Habits are formed in our brains through a combination of neurotransmitters such as Dopamine and Serotonin.  Once cue, routine, and reward patterns are formed it is then stored in a small ancient part of the central brain called the Basal Ganglia.

Why does the brain default to habits?  It assists it in accomplishing its main agenda, which is to keep itself alive.  Habits utilize less brain energy.  If you were to look at a graph of the brain patterns of rats in a maze, you would notice that once the pattern is learned and it becomes a habit, there is significantly less brain activity.  Less energy to carry out learned tasks (habits) more energy to fight or to run from any potential danger, such as a tiger.  Which our ancient ancestors regularly encountered 100,000’s of years ago.  It is part of evolution. 

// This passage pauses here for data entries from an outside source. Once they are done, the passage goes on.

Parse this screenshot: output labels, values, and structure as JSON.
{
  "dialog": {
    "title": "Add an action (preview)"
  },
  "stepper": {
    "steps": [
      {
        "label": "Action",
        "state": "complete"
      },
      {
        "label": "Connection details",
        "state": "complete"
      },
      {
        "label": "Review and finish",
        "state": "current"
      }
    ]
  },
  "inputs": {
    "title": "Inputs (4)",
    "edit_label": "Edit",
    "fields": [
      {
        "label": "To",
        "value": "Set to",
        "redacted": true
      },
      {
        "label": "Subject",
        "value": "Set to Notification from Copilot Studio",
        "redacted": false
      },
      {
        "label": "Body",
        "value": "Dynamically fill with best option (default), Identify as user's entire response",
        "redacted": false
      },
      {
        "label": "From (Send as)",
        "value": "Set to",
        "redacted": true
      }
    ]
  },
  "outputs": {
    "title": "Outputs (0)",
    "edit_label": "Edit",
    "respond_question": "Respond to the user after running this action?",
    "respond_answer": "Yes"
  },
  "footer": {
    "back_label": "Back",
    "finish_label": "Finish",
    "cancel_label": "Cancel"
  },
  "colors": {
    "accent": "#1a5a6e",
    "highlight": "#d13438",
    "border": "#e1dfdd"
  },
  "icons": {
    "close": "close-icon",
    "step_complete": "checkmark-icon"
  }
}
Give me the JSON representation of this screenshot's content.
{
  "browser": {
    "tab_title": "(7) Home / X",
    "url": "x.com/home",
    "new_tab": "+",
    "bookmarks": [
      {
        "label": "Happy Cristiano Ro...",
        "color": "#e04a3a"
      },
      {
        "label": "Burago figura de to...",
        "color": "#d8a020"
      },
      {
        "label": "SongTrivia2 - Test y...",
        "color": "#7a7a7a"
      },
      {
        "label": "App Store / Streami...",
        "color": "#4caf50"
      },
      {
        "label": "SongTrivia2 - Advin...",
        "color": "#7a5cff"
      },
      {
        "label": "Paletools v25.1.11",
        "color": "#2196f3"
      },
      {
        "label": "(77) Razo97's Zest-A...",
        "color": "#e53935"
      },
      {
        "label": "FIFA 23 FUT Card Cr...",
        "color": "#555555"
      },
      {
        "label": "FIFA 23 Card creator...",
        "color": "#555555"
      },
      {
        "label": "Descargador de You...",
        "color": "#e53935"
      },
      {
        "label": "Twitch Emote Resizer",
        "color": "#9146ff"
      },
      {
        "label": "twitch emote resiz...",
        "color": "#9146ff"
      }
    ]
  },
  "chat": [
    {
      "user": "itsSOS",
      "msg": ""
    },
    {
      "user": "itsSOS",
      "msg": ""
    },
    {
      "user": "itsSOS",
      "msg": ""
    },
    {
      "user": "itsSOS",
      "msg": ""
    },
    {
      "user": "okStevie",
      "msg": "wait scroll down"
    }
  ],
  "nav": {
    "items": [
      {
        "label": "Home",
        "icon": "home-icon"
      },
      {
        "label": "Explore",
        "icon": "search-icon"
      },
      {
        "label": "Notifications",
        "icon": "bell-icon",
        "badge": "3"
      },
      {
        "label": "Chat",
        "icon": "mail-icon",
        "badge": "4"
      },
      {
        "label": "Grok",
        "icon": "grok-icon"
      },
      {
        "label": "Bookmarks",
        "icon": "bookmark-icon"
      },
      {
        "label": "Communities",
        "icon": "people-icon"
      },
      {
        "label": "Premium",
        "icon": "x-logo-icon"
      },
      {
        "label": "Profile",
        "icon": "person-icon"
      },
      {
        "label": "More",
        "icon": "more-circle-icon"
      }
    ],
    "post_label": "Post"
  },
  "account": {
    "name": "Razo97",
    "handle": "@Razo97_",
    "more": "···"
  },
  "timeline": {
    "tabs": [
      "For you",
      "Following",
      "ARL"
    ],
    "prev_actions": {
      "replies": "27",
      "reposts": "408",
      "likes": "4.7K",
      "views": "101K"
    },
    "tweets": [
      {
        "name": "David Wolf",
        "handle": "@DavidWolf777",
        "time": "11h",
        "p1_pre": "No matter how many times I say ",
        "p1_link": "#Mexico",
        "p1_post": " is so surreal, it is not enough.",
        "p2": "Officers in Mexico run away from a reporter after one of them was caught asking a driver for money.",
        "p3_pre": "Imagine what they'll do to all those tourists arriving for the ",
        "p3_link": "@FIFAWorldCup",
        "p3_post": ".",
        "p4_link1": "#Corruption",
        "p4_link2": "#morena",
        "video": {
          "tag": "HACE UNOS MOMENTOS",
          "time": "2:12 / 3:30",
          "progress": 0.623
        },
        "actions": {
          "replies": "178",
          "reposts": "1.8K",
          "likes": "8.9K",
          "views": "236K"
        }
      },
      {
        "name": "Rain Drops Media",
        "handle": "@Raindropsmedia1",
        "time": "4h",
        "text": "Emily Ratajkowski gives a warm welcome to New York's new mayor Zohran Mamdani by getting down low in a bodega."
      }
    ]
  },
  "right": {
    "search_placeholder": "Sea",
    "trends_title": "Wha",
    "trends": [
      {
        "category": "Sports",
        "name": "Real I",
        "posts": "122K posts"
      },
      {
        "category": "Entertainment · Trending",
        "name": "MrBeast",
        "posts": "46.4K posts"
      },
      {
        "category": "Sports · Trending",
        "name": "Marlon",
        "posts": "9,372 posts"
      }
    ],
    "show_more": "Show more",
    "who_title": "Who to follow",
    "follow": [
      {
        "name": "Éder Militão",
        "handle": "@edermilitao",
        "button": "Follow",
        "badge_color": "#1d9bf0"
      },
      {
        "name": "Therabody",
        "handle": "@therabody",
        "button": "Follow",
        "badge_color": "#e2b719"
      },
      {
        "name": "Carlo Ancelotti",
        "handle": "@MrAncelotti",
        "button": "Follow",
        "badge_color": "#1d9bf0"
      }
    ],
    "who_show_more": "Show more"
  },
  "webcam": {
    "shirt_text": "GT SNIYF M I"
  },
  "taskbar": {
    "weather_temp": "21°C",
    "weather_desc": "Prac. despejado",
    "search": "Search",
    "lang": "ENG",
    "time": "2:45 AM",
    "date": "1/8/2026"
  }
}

This is why firmly entrenched habits can be so challenging to change.  When you understand “Keystone Habits” the better the chance of making a permanent change.

What are keystone habits and why are they important?

Keystone habits are foundational patterns from which other habits arise.  They are the habits that when adjusted will have a trickle-down effect on other habits.  I joined Toastmasters about a year ago.  I joined mainly to learn how to speak in front of other people.  I have reaped far greater benefits.  When I practiced and established the habit of speaking in front of others, it has had a tremendous effect on my overall self-confidence.  By facing head on the pattern of fear know as public speaking it has helped me to overcome other concerns.  I became a more efficient and effective communicator.  This helps in other areas such as making sales calls.  I feel greater confidence in my communication skills, thus less reluctance to make those difficult calls.

The question you may have is how do you identify keystone habits?  That will be covered in the next blog.  Stay tuned!

Until Next Week,

Rich Decker – Mindful Accord